'As to the plan of this work … we think Dr. Baillie has done wrong' : changing the study of disease through epistemic genre in Georgian Britain
MetadataShow full item record
In the eighteenth century, the writing of case histories, incorporating findings at post-mortem, was central to how the study of disease was practised. The use of this epistemic genre reflected the work of medical practitioners with their patients. By contrast, Matthew Baillie's Morbid Anatomy (1793) was a work of anatomy on the subject of disease that promoted an anatomical approach to the study of disease and stemmed from his own, different practice, which was anatomical. This was criticized by contemporaries who were sceptical that such an approach would prove useful to the physician's practice. Baillie's work took on the features of anatomy books, and omitted many of the features central to the writing of case histories, such as patient narratives. Instead he focused on describing, in generalized terms, the changes in structure caused by disease. These descriptions were valued by contemporaries, who incorporated his descriptions into their own works, changing the way that cases included anatomical findings. At the same time, Baillie's later editions contained more features of cases, such as descriptions of symptoms. Thus, individual books worked to integrate epistemic genres, and change practice in the study of disease.
Bellis , R T 2020 , ' 'As to the plan of this work … we think Dr. Baillie has done wrong' : changing the study of disease through epistemic genre in Georgian Britain ' , Notes and Records of the Royal Society . https://doi.org/10.1098/rsnr.2019.0036
Notes and Records of the Royal Society
Copyright © 2019 the Author(s). Published by the Royal Society.

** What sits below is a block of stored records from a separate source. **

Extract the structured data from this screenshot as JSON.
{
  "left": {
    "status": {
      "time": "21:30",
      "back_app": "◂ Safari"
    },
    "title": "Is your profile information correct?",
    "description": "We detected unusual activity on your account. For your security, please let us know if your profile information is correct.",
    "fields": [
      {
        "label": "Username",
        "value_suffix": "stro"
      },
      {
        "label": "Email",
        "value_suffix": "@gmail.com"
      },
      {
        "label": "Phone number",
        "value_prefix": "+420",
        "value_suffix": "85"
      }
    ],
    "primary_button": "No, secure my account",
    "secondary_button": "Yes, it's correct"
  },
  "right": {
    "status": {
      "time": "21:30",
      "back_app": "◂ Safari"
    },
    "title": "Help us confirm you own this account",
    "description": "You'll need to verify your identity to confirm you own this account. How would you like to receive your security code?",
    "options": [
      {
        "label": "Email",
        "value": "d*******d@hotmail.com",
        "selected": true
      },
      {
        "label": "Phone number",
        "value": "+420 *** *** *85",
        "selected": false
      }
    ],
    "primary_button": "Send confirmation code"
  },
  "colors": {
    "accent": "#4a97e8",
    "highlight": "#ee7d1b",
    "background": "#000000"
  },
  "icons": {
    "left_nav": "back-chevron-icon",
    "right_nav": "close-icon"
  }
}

This work has been made available online in accordance with publisher policies or with permission. Permission for further reuse of this content should be sought from the publisher or the rights holder. This is the author created accepted manuscript following peer review and may differ slightly from the final published version. The final published version of this work is available at https://doi.org/10.1098/rsnr.2019.0036

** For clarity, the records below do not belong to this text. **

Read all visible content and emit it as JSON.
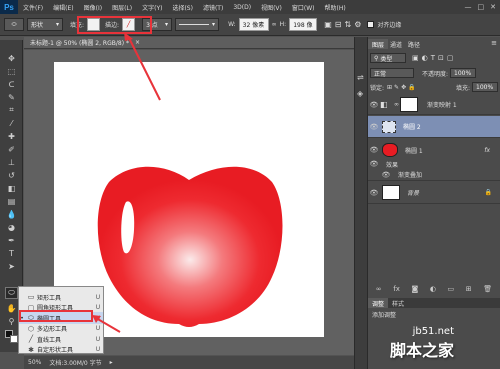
{
  "app": {
    "logo": "Ps"
  },
  "menubar": {
    "items": [
      "文件(F)",
      "编辑(E)",
      "图像(I)",
      "图层(L)",
      "文字(Y)",
      "选择(S)",
      "滤镜(T)",
      "3D(D)",
      "视图(V)",
      "窗口(W)",
      "帮助(H)"
    ],
    "window_controls": [
      "—",
      "□",
      "✕"
    ]
  },
  "options": {
    "mode_value": "形状",
    "fill_label": "填充:",
    "stroke_label": "描边:",
    "stroke_width": "3 点",
    "w_label": "W:",
    "w_value": "32 像素",
    "h_label": "H:",
    "h_value": "198 像",
    "align_edges_label": "对齐边缘",
    "fill_color": "#ffffff"
  },
  "document": {
    "tab_title": "未标题-1 @ 50% (椭圆 2, RGB/8) *",
    "zoom": "50%",
    "doc_info": "文档:3.00M/0 字节"
  },
  "flyout": {
    "items": [
      {
        "label": "矩形工具",
        "key": "U",
        "icon": "rectangle-icon",
        "glyph": "▭",
        "selected": false,
        "bullet": ""
      },
      {
        "label": "圆角矩形工具",
        "key": "U",
        "icon": "rounded-rectangle-icon",
        "glyph": "▢",
        "selected": false,
        "bullet": ""
      },
      {
        "label": "椭圆工具",
        "key": "U",
        "icon": "ellipse-icon",
        "glyph": "⬭",
        "selected": true,
        "bullet": "•"
      },
      {
        "label": "多边形工具",
        "key": "U",
        "icon": "polygon-icon",
        "glyph": "⬡",
        "selected": false,
        "bullet": ""
      },
      {
        "label": "直线工具",
        "key": "U",
        "icon": "line-icon",
        "glyph": "╱",
        "selected": false,
        "bullet": ""
      },
      {
        "label": "自定形状工具",
        "key": "U",
        "icon": "custom-shape-icon",
        "glyph": "✱",
        "selected": false,
        "bullet": ""
      }
    ]
  },
  "layers_panel": {
    "tabs": [
      "图层",
      "通道",
      "路径"
    ],
    "filter_value": "类型",
    "blend_mode": "正常",
    "opacity_label": "不透明度:",
    "opacity_value": "100%",
    "lock_label": "锁定:",
    "fill_label": "填充:",
    "fill_value": "100%",
    "layers": [
      {
        "name": "渐变映射 1",
        "selected": false
      },
      {
        "name": "椭圆 2",
        "selected": true
      },
      {
        "name": "椭圆 1",
        "selected": false,
        "fx": "fx"
      },
      {
        "name": "效果",
        "sub": true
      },
      {
        "name": "渐变叠加",
        "sub": true
      },
      {
        "name": "背景",
        "selected": false,
        "italic": true
      }
    ]
  },
  "adjust_panel": {
    "tabs": [
      "调整",
      "样式"
    ],
    "title": "添加调整"
  },
  "watermark": {
    "site": "jb51.net",
    "brand": "脚本之家"
  },
  "colors": {
    "accent_red": "#e8333a",
    "apple_red": "#ee1c24",
    "selected_layer": "#7d8fb4"
  }
}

Items in the St Andrews Research Repository are protected by copyright, with all rights reserved, unless otherwise indicated.